**EXERCISE OBJECTIVE**
Whenever a line in this data holds the word "SUPER", report that line in full.
= Beginning of Section =
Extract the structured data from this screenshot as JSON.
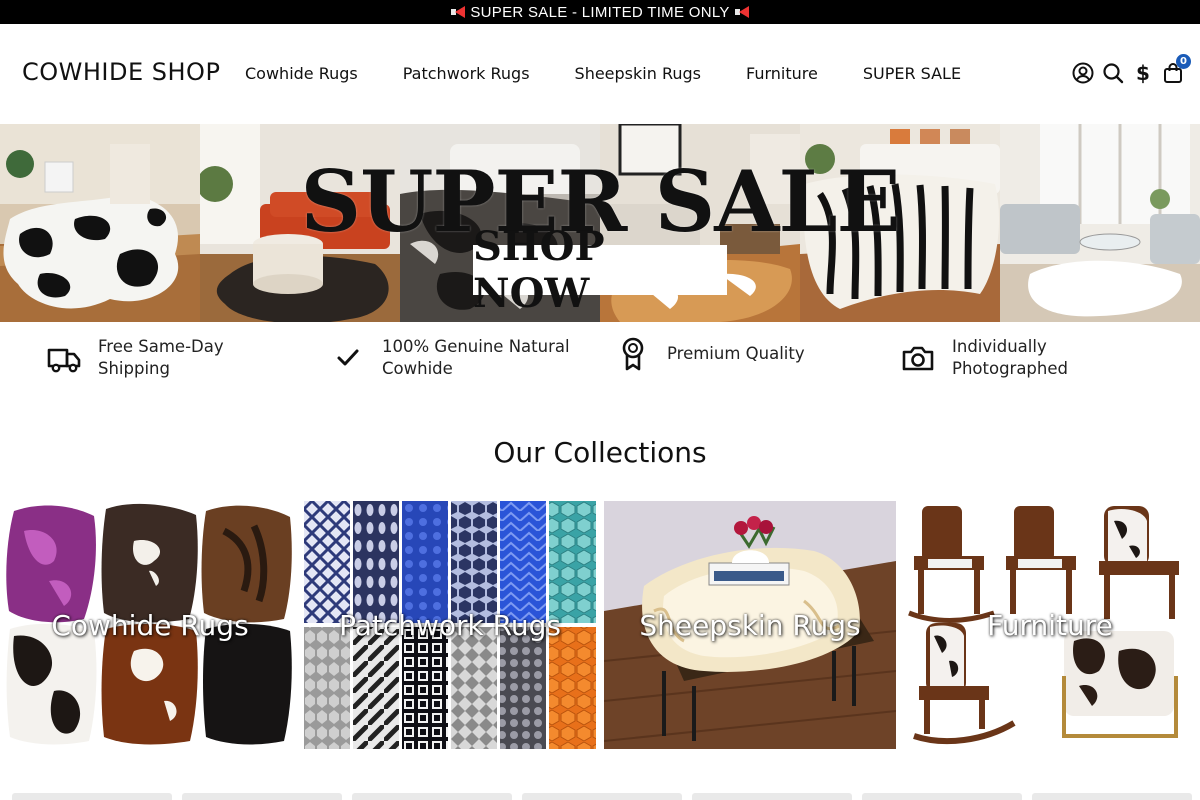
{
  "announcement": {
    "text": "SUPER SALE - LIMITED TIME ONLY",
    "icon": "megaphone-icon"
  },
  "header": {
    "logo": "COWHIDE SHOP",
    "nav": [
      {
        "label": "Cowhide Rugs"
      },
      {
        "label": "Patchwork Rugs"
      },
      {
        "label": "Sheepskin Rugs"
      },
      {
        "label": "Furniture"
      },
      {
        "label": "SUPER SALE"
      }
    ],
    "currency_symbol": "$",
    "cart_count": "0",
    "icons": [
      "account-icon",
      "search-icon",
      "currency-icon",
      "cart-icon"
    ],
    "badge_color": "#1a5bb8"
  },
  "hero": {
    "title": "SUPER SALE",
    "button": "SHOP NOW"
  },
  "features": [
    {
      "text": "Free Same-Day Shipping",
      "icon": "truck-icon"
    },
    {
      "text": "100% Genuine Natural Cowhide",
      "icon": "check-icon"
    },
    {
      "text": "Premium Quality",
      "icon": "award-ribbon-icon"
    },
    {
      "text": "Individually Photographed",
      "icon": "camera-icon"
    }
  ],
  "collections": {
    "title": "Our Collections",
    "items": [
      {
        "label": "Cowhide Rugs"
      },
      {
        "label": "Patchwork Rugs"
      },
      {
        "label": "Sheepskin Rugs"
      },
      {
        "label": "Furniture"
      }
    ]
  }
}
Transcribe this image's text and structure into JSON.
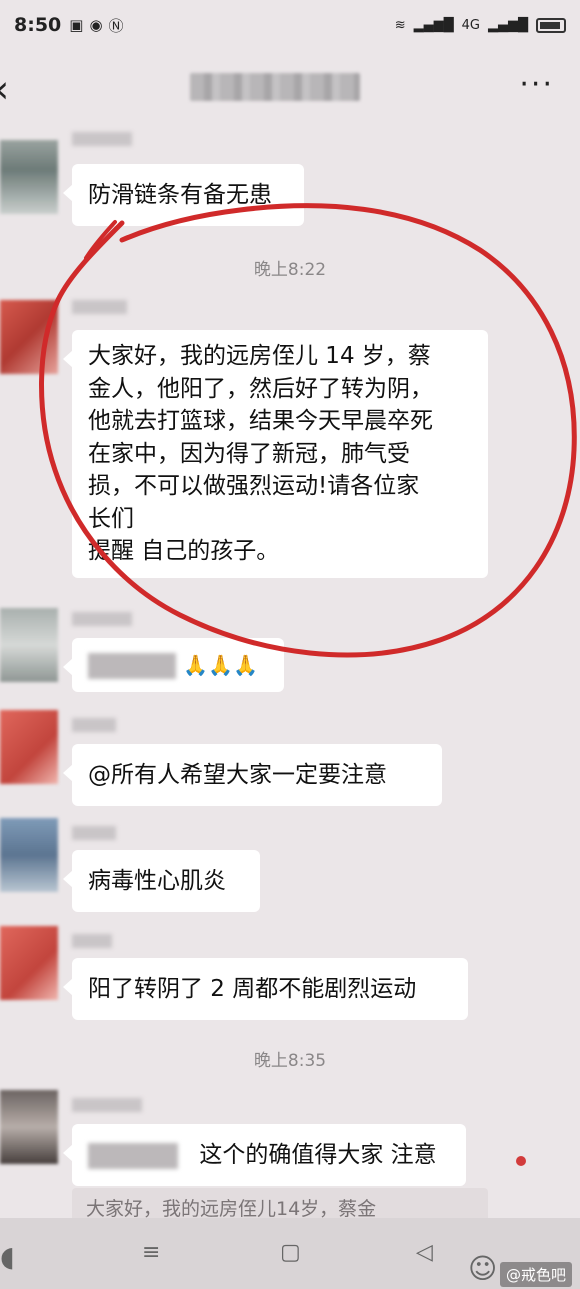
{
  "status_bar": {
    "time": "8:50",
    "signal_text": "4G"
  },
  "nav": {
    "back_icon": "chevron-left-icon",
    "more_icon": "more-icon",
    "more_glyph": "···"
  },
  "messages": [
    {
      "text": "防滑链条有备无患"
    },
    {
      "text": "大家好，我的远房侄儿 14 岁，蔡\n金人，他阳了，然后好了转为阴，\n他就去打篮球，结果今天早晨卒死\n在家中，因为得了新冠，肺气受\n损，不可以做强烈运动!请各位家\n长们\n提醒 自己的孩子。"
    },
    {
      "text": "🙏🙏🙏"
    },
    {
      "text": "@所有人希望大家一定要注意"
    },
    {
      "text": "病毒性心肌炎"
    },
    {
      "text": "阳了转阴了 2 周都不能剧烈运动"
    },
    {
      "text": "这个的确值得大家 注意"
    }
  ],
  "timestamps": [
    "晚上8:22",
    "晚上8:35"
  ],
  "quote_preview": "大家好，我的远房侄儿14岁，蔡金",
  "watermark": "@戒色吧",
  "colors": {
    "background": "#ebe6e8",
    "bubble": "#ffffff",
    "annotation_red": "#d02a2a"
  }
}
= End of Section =
**ANSWER TO THIS TASK**
    "text": "SUPER SALE - LIMITED TIME ONLY",
        "label": "SUPER SALE"
    "title": "SUPER SALE",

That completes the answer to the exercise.